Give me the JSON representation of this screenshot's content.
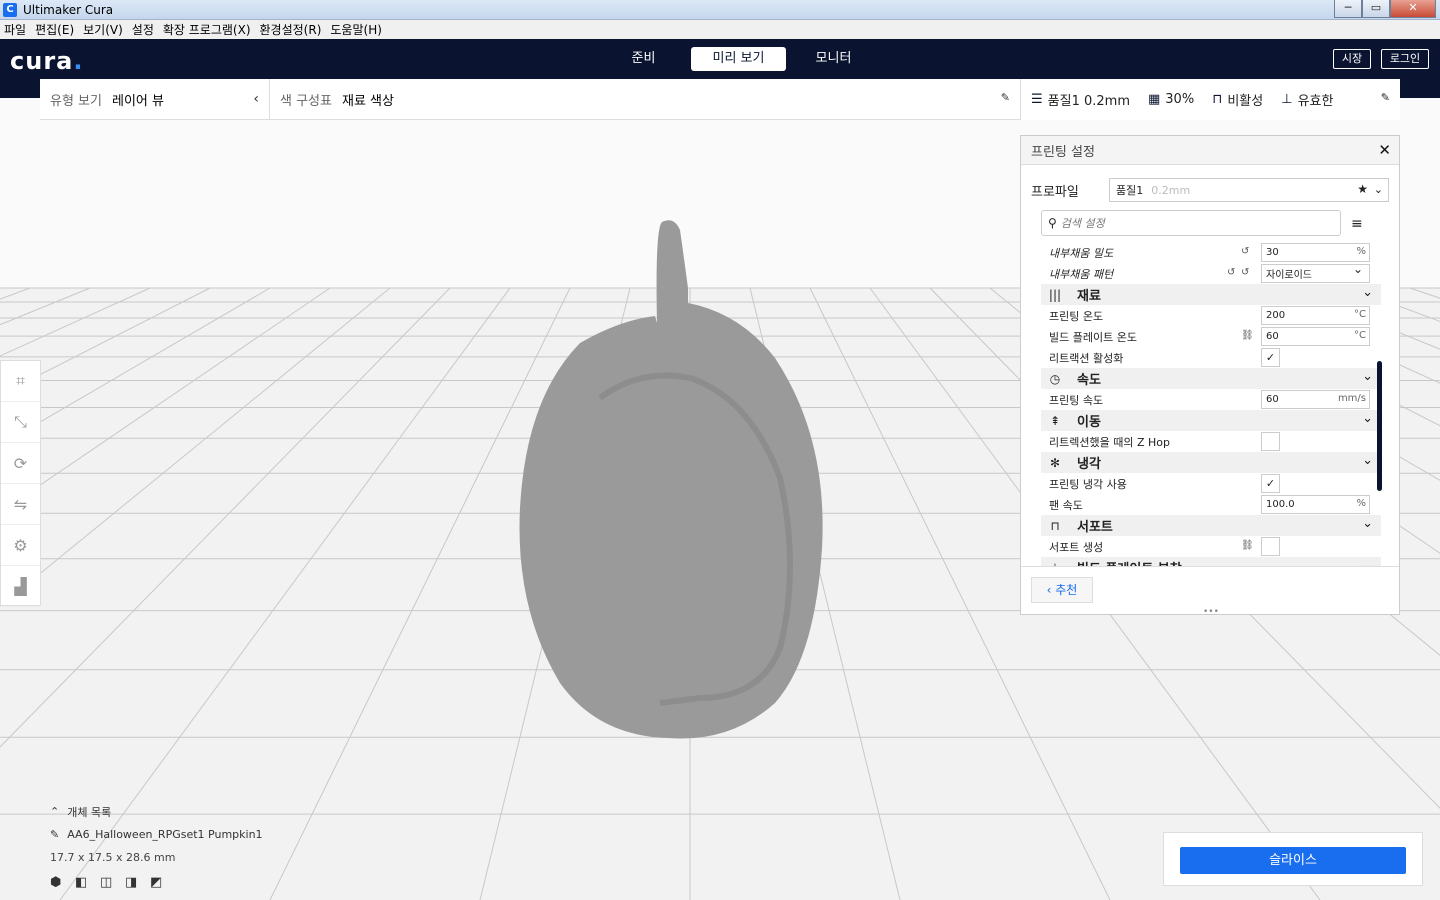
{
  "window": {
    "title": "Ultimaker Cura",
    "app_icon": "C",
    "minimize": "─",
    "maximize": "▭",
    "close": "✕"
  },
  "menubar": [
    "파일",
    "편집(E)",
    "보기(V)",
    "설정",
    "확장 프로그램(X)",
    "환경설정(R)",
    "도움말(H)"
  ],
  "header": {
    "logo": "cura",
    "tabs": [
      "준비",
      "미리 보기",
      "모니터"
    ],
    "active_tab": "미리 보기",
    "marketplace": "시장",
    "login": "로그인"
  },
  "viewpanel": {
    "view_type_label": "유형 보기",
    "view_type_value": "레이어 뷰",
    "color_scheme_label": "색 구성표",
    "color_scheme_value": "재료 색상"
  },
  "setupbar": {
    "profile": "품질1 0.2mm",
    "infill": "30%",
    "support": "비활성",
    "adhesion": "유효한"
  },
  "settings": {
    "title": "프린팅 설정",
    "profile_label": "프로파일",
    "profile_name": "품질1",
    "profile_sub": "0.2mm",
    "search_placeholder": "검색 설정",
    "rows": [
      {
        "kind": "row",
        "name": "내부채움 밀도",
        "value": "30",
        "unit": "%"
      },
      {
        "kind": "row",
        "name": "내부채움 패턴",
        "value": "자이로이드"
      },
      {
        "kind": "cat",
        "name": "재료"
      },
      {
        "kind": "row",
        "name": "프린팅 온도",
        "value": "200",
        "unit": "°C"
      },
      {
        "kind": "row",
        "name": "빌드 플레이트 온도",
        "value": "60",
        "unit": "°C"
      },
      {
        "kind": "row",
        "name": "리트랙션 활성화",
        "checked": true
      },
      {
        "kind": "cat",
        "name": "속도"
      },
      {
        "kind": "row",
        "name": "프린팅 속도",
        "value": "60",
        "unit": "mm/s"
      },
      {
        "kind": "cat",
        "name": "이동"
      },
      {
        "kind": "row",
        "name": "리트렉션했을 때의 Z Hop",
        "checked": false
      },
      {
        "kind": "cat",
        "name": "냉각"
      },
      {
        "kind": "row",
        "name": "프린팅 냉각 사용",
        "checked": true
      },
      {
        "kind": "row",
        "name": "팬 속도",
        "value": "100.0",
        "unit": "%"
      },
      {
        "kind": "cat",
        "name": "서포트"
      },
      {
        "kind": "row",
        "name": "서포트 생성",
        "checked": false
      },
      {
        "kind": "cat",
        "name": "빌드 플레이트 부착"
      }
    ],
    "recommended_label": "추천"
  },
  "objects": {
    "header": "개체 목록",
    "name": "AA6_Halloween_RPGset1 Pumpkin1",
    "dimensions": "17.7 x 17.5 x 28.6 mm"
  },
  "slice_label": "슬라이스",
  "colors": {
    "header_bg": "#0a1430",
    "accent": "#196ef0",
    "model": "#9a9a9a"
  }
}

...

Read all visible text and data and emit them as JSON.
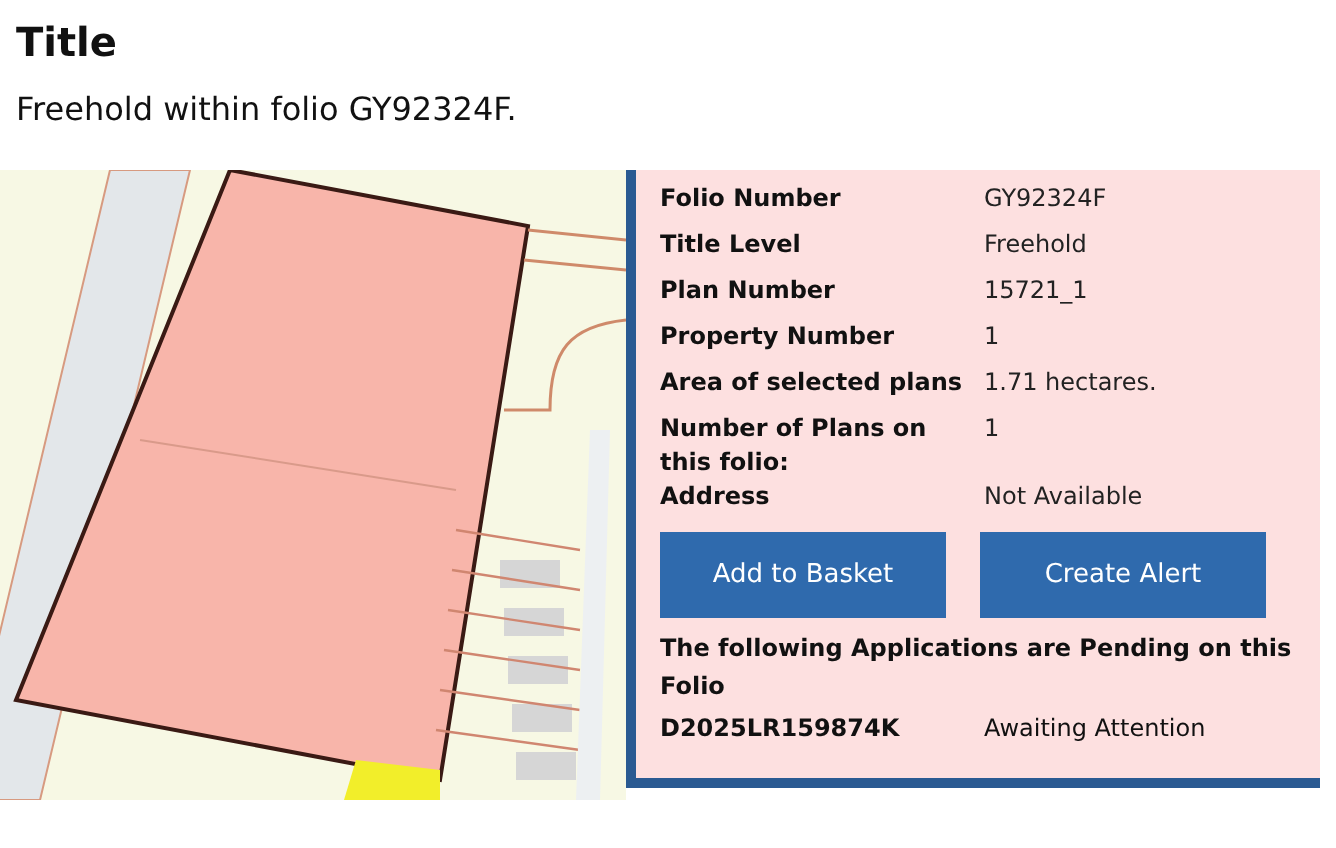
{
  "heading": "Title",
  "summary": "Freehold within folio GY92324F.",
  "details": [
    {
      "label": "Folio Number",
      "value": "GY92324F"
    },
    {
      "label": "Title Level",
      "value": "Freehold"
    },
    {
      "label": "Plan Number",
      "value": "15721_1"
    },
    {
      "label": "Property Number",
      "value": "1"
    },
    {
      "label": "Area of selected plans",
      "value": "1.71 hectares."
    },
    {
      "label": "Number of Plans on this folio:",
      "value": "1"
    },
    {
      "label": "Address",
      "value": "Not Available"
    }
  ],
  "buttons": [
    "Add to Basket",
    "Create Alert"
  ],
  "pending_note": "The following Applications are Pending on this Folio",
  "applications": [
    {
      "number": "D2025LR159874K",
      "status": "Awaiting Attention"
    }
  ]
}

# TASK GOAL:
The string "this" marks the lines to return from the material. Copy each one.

# WRITTEN REPLY:
Give me the JSON representation of this screenshot's content.
      "label": "Number of Plans on this folio:",
  "pending_note": "The following Applications are Pending on this Folio",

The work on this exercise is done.